■ **TASK**: Your reply should hold only the lines from the records below where "JSON" occurs.

■ **Items from an interface collection**:
+++++
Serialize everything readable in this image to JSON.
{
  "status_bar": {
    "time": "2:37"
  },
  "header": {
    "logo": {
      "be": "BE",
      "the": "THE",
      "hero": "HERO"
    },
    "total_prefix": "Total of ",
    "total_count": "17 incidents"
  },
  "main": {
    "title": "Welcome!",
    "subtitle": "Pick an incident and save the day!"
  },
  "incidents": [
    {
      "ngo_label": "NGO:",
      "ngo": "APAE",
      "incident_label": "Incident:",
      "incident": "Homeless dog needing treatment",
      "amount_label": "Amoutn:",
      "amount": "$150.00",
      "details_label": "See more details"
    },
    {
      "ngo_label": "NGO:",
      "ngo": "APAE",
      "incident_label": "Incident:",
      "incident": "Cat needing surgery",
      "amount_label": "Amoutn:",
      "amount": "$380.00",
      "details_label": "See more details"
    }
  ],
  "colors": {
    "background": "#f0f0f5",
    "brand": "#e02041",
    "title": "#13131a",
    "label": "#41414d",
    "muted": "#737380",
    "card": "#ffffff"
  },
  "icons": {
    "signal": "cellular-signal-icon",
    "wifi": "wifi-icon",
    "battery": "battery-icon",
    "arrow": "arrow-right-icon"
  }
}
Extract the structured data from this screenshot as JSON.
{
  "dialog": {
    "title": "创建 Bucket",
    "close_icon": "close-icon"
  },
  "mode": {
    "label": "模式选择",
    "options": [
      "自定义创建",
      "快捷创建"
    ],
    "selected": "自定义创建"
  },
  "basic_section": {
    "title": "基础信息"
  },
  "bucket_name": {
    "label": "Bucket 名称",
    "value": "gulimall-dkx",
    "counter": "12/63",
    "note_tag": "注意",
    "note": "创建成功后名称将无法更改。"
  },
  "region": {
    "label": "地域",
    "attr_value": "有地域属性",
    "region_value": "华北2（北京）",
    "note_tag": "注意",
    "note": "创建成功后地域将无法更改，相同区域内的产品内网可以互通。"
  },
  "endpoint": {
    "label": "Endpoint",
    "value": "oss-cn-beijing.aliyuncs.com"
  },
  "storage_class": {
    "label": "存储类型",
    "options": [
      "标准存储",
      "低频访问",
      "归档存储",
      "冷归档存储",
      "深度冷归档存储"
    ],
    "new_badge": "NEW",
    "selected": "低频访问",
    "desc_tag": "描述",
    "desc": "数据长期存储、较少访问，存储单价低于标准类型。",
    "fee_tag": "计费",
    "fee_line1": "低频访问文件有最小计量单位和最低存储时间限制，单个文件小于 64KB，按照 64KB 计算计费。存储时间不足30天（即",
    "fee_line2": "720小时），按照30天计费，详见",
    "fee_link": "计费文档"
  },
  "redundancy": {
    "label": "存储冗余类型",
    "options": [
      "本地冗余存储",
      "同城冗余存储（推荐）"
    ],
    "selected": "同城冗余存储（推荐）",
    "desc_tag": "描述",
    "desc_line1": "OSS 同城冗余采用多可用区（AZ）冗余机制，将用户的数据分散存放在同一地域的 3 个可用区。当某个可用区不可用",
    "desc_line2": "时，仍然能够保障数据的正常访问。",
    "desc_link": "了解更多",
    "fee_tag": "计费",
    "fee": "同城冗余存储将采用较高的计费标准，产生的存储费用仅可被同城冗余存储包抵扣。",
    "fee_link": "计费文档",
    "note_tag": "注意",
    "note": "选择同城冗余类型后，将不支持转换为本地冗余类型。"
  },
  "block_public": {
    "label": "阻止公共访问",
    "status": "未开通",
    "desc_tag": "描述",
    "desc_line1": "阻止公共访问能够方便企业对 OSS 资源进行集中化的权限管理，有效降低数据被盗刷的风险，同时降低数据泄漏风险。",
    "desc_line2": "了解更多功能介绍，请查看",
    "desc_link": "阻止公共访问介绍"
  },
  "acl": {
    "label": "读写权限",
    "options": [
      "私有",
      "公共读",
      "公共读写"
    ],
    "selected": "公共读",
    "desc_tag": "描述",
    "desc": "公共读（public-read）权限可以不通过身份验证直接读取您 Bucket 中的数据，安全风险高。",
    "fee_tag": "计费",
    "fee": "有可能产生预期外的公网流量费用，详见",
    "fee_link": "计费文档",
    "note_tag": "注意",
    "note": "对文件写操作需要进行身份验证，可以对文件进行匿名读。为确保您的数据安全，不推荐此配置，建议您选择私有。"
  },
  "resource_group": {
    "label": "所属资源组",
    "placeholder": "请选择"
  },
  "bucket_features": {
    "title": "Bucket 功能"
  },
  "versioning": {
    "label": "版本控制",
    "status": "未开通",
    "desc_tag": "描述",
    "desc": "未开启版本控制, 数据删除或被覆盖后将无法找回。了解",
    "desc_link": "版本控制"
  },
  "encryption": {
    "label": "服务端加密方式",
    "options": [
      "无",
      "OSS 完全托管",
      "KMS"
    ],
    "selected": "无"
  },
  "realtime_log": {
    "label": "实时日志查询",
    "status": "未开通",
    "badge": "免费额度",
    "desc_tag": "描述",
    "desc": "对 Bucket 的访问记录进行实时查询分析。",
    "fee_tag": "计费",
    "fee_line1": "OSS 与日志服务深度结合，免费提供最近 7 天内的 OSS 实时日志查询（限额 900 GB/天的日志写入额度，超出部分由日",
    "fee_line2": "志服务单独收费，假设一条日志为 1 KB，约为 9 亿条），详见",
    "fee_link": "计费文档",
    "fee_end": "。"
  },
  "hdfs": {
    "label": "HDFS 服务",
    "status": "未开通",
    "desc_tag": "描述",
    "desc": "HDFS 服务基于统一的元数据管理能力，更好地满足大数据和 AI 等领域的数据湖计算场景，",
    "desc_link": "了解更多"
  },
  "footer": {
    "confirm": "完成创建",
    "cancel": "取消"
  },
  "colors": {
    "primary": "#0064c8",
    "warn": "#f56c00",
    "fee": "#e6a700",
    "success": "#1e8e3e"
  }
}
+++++
■ **THE COMPLETED TASK**:
Serialize everything readable in this image to JSON.
Extract the structured data from this screenshot as JSON.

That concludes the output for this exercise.